Required action
In the entries that follow, which lines hold the string "title"? List them.

Dataset content

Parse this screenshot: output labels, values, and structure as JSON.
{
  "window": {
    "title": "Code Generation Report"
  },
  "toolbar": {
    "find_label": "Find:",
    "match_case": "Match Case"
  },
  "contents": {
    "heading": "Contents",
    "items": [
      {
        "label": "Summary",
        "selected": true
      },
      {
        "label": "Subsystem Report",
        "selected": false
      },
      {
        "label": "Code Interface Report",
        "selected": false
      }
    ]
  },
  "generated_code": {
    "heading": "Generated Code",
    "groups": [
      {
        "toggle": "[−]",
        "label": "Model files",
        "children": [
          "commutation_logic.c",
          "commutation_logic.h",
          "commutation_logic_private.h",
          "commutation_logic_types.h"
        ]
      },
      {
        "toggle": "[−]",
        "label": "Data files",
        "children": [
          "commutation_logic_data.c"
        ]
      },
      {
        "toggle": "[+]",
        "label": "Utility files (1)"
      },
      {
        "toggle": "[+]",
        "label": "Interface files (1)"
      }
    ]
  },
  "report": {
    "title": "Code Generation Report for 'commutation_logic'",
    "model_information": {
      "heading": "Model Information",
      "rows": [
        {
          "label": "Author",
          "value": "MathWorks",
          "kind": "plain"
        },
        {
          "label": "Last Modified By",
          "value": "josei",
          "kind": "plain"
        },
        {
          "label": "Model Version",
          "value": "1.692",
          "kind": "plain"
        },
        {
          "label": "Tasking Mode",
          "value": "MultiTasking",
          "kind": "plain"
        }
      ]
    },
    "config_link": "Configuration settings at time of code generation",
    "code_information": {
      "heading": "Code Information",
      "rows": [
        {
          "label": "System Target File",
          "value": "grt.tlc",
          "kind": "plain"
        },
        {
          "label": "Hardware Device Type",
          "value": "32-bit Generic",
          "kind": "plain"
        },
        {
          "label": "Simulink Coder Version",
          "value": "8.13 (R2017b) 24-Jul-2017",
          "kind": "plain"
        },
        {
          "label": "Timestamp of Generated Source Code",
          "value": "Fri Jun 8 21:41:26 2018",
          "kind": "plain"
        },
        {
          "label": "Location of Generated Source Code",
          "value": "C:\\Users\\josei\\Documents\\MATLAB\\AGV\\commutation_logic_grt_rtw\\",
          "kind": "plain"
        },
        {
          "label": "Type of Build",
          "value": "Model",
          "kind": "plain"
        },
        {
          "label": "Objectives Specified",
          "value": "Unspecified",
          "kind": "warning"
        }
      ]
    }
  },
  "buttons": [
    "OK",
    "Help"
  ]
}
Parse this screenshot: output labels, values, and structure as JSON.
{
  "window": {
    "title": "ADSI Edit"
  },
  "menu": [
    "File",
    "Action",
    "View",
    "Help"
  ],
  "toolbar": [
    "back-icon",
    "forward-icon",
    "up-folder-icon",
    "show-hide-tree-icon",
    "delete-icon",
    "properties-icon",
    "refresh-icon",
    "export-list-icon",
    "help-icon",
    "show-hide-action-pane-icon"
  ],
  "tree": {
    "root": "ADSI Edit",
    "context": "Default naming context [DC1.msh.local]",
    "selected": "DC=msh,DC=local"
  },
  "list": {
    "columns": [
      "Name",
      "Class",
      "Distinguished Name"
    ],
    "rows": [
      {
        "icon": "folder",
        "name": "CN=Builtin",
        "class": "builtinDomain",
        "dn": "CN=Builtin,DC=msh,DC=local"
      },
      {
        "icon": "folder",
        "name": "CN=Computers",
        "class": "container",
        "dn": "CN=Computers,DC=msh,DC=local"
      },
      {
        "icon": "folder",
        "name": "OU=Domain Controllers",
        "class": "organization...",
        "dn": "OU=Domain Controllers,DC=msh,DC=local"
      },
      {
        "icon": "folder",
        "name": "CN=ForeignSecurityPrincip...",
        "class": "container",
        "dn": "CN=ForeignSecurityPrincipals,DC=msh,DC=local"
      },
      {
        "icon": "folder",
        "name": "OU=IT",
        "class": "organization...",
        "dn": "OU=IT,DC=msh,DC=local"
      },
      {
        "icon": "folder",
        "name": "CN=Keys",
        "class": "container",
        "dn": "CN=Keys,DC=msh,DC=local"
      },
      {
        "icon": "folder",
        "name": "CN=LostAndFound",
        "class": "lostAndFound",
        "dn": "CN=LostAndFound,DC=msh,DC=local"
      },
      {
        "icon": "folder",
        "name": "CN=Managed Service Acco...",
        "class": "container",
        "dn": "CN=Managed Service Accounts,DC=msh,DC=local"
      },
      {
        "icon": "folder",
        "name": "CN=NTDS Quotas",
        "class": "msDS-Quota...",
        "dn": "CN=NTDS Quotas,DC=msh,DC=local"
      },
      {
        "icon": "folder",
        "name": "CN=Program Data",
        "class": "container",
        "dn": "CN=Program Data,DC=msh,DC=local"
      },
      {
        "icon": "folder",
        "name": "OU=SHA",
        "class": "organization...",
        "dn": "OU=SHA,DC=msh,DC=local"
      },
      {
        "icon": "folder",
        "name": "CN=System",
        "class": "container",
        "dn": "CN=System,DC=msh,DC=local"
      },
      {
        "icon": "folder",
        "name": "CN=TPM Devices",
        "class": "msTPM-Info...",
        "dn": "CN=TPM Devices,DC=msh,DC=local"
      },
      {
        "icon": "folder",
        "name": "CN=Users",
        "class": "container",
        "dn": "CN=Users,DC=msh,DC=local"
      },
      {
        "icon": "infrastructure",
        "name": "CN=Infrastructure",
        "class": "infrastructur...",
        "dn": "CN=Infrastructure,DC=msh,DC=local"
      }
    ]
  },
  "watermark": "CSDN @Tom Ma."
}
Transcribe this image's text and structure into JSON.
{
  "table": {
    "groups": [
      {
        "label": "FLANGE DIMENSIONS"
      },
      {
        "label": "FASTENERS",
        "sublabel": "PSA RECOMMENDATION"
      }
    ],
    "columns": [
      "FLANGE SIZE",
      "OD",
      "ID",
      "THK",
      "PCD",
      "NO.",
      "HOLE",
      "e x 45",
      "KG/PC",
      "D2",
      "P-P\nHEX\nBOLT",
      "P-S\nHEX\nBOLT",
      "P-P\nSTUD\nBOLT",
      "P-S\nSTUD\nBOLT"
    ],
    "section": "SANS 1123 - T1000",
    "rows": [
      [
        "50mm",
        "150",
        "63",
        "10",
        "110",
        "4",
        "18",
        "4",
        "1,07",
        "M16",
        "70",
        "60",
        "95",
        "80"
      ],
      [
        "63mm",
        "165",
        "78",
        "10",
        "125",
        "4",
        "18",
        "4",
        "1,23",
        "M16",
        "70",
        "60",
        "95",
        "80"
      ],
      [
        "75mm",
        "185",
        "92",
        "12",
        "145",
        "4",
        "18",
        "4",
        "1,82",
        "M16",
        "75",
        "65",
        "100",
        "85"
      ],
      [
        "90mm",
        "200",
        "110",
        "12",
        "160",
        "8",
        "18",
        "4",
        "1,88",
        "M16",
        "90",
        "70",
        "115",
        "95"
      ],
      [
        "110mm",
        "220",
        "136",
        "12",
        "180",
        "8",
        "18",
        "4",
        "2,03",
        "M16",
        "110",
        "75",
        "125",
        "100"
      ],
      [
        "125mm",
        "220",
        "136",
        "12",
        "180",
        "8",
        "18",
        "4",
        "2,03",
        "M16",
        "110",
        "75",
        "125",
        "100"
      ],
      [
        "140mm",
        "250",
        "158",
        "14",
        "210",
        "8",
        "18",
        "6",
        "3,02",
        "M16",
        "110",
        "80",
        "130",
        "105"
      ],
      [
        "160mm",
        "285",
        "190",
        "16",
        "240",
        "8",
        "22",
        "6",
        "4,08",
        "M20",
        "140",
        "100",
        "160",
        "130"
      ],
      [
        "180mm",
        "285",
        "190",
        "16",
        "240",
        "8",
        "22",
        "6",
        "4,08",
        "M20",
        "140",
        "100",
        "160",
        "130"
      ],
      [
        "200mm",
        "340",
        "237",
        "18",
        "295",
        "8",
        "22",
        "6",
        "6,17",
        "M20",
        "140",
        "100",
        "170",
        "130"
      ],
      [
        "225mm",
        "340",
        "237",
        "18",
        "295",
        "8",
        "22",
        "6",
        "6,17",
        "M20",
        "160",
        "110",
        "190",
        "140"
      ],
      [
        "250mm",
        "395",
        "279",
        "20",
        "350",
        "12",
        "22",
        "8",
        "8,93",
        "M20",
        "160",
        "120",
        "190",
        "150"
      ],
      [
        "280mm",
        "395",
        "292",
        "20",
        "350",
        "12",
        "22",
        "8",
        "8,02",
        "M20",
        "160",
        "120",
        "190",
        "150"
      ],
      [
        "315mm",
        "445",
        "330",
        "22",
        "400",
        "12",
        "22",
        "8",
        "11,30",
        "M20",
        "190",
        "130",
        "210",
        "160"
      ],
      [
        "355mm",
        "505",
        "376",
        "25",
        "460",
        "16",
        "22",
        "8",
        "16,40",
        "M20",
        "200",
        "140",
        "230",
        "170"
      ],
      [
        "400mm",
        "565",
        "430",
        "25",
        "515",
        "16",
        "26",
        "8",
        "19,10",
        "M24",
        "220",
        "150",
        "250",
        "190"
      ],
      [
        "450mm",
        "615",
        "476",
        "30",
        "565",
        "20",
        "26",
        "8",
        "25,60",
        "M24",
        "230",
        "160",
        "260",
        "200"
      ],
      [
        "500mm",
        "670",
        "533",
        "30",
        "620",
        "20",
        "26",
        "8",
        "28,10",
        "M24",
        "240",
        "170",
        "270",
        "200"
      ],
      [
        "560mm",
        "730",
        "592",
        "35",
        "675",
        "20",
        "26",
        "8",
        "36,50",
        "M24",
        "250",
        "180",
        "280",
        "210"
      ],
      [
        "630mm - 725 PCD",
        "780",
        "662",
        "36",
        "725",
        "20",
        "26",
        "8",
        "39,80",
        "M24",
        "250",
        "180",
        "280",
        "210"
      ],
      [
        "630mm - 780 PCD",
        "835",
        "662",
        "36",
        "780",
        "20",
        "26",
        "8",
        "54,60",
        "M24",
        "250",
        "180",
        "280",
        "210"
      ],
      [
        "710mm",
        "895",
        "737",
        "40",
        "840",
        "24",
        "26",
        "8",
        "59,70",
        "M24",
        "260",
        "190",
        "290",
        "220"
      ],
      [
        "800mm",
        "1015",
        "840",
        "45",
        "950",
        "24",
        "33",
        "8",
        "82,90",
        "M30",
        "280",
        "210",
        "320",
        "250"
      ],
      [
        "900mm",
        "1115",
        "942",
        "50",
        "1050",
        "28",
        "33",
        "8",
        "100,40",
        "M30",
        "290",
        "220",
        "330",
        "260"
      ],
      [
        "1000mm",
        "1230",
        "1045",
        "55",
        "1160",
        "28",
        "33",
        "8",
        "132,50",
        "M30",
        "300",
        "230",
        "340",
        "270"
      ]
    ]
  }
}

Result of this exercise
    "title": "Code Generation Report"
    "title": "Code Generation Report for 'commutation_logic'",
    "title": "ADSI Edit"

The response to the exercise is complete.